A photograph that was recently submitted to a local fashion photography competition was disqualified after it was suspected to have been generated using artificial intelligence (AI). The image shows the photographer’s son, posing alongside two floral-dressed mannequins in a red bathroom, at an exhibition of luxury fashion brand Gucci. The contest, which offers a modest $500 prize to the winner, was held by Charing Cross Photo (CCP), a retail store based in Sydney, Australia.
Last week, Charing Cross Photo announced that the image, submitted by Suzi Dougherty, an Australian actor and amateur photographer would be disqualified. The Guardian reported earlier this week that CCP’s owner, Ian Anderson, who oversees the cash award reviewed the image’s metadata and was unable to determine if the image was AI-generated.
Dougherty has said that she took the image of her son Casper using an iPhone, telling the Guardian, “I wouldn’t even know how to do an AI photo, I’m just getting my head around ChatGPT.”
The traveling showcase “Gucci Garden Archetypes,” an immersive exhibition put on by the Italian luxury label to mark its 100th anniversary, first opened in Florence in May 2021. It then traveled to the Powerhouse Museum in November 2022.
In an Instagram post published Tuesday, Charing Cross Photo confirmed the photograph was indeed real and corrected its mistake after Doughterty had clarified how the image was produced and identified the man in the photograph was her son.
In a previous post published last week, CCP had described how the competition was intended to highlight images from “real life experience.”
“It is a great play on what is real and not in our world indeed,” CCP said in the statement. “Sadly for the entrant the timing was not great considering that AI is such a hot topic, and without the background info we felt the need to question the entire image.” CCP thanked Dougherty for making the correction, despite being passed up for the prize ultimately, and for “helping to create the conversation about AI.”
Disputes around the authenticity of AI-generated images in various fields are ongoing. Some artists have argued AI breaches legal standards around copyright. In April, German artist Boris Eldagsen forfeited a Sony award designated by the World Photography Organization after an image he produced using artificial intelligence was questioned by the award’s judges. The image, The Electrician, appears like a vintage photograph depicting two women donning midcentury styles.
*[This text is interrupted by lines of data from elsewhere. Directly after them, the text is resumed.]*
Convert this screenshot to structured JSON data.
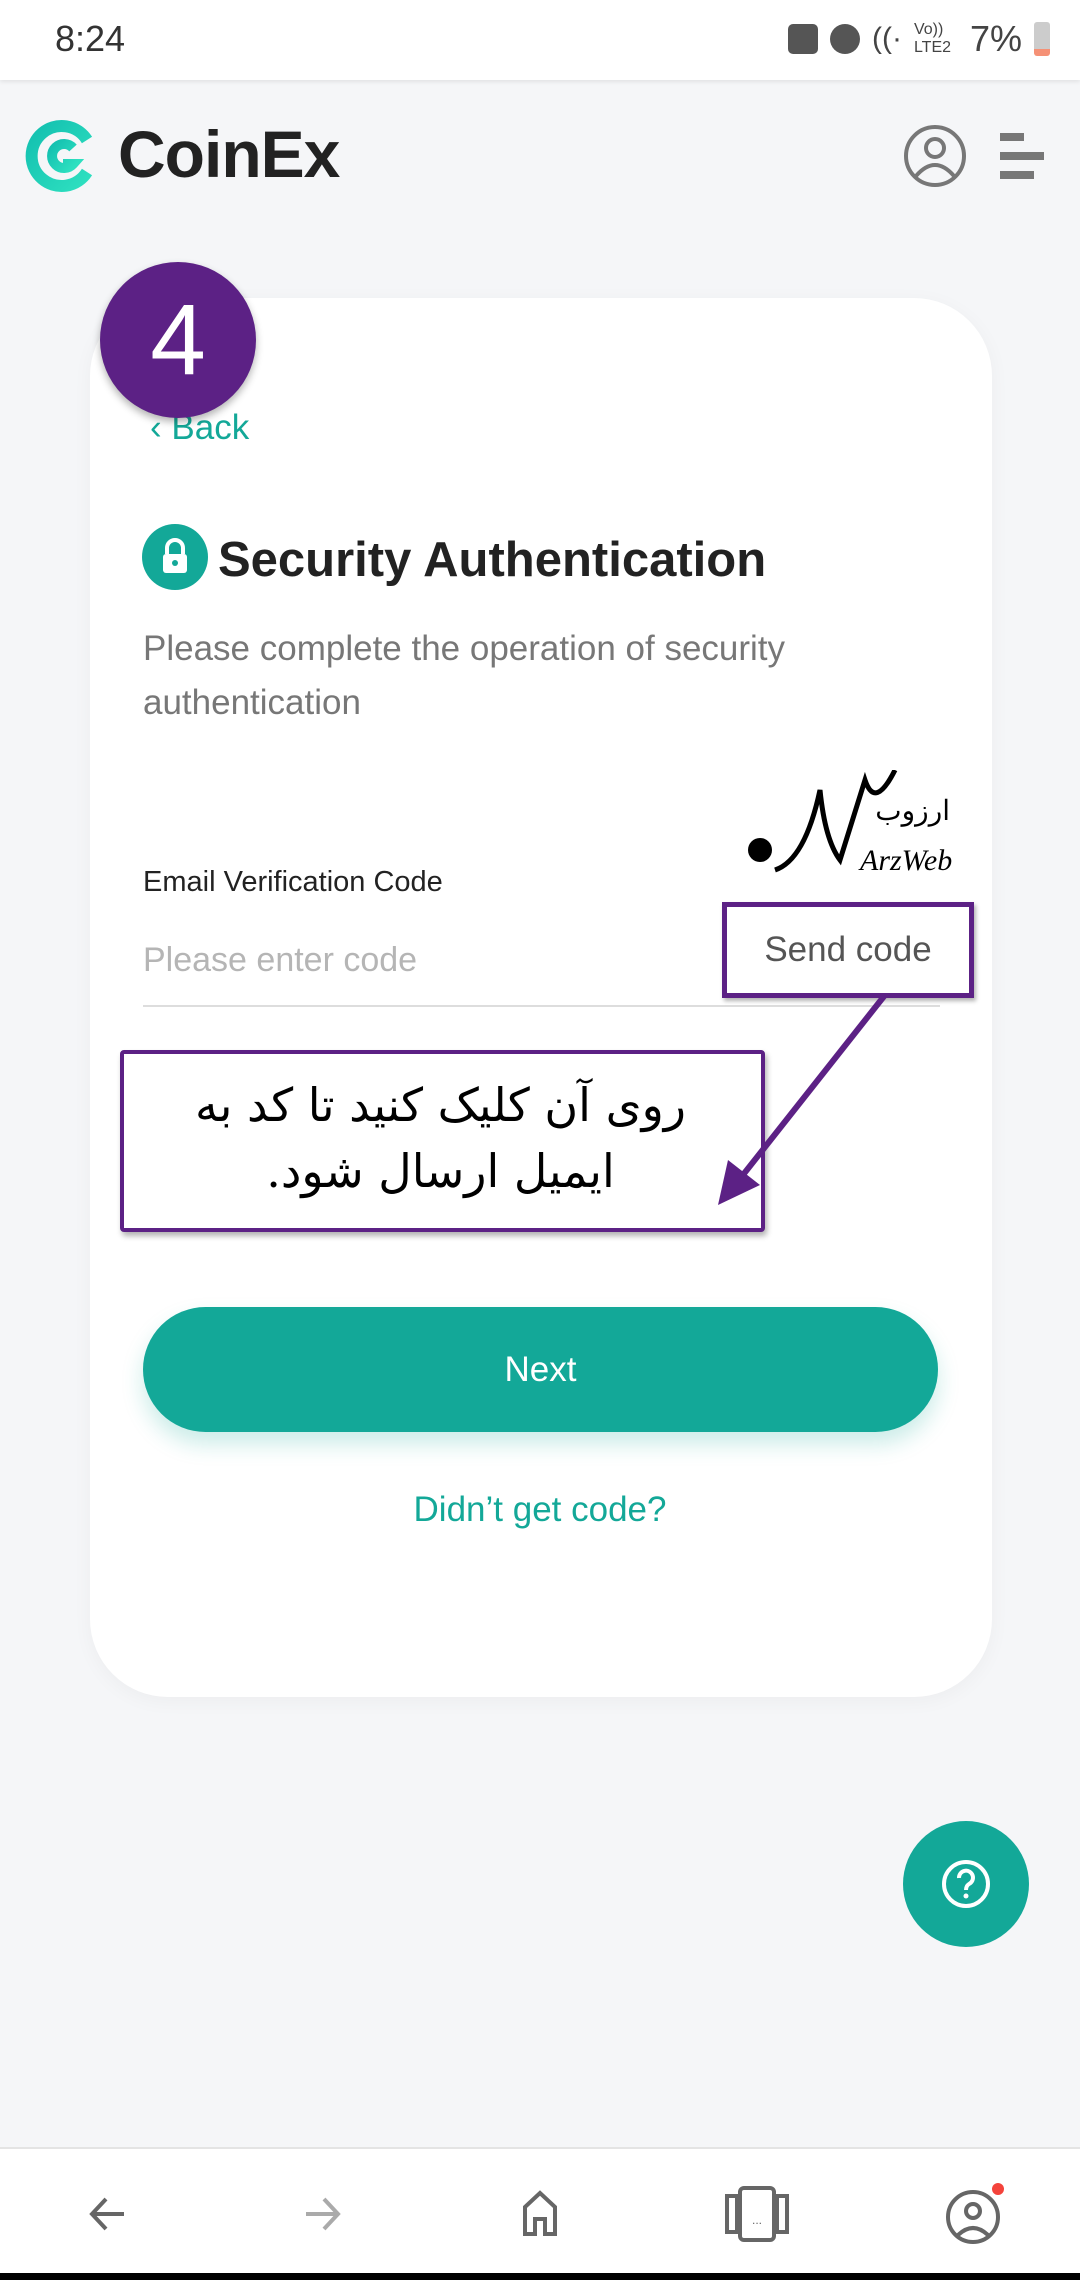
{
  "status_bar": {
    "time": "8:24",
    "network": "Vo)) LTE2",
    "battery": "7%"
  },
  "header": {
    "brand": "CoinEx",
    "icons": [
      "coinex-logo-icon",
      "profile-icon",
      "menu-icon"
    ]
  },
  "step_badge": "4",
  "card": {
    "back_label": "Back",
    "title": "Security Authentication",
    "subtitle": "Please complete the operation of security authentication",
    "field_label": "Email Verification Code",
    "field_value": "",
    "field_placeholder": "Please enter code",
    "send_code": "Send code",
    "next": "Next",
    "didnt_get": "Didn’t get code?"
  },
  "annotation": {
    "text": "روی آن کلیک کنید تا کد به ایمیل ارسال شود.",
    "watermark": "ارزوب ArzWeb"
  },
  "colors": {
    "accent": "#13a898",
    "annotation": "#5c2185"
  },
  "bottom_nav": [
    "back-icon",
    "forward-icon",
    "home-icon",
    "tabs-icon",
    "account-icon"
  ]
}
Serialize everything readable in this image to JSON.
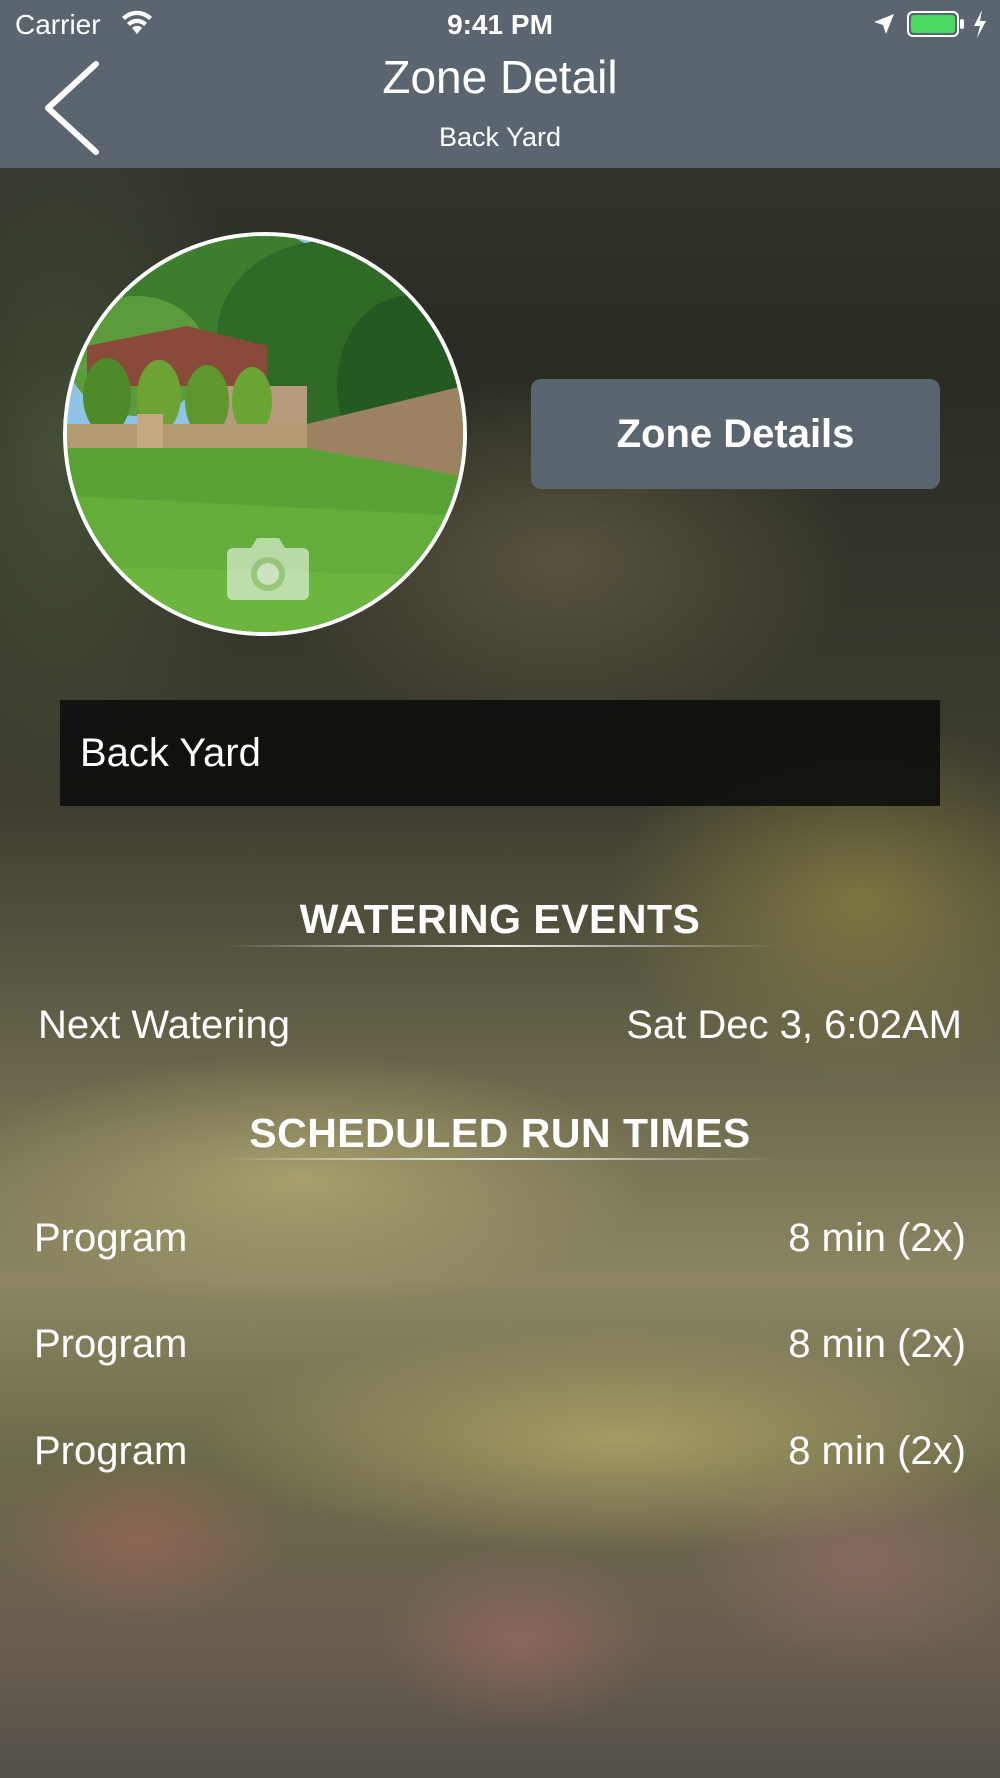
{
  "status_bar": {
    "carrier": "Carrier",
    "time": "9:41 PM",
    "icons": [
      "wifi-icon",
      "location-arrow-icon",
      "battery-icon",
      "charging-bolt-icon"
    ]
  },
  "nav": {
    "title": "Zone Detail",
    "subtitle": "Back Yard",
    "back_icon": "chevron-left-icon",
    "bar_color": "#5b6570"
  },
  "zone": {
    "photo_overlay_icon": "camera-icon",
    "details_button_label": "Zone Details",
    "name_value": "Back Yard"
  },
  "watering_events": {
    "heading": "WATERING EVENTS",
    "next_label": "Next Watering",
    "next_value": "Sat Dec 3, 6:02AM"
  },
  "scheduled_run_times": {
    "heading": "SCHEDULED RUN TIMES",
    "items": [
      {
        "label": "Program",
        "value": "8 min (2x)"
      },
      {
        "label": "Program",
        "value": "8 min (2x)"
      },
      {
        "label": "Program",
        "value": "8 min (2x)"
      }
    ]
  },
  "colors": {
    "accent": "#5b6570",
    "battery": "#4cd964",
    "text": "#ffffff"
  }
}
The photography organization said talks around Eldagsen’s method ended in discord after questions were raised about the use of AI and transparency, saying it tried and failed “to engage in a meaningful and constructive dialogue” with the artist.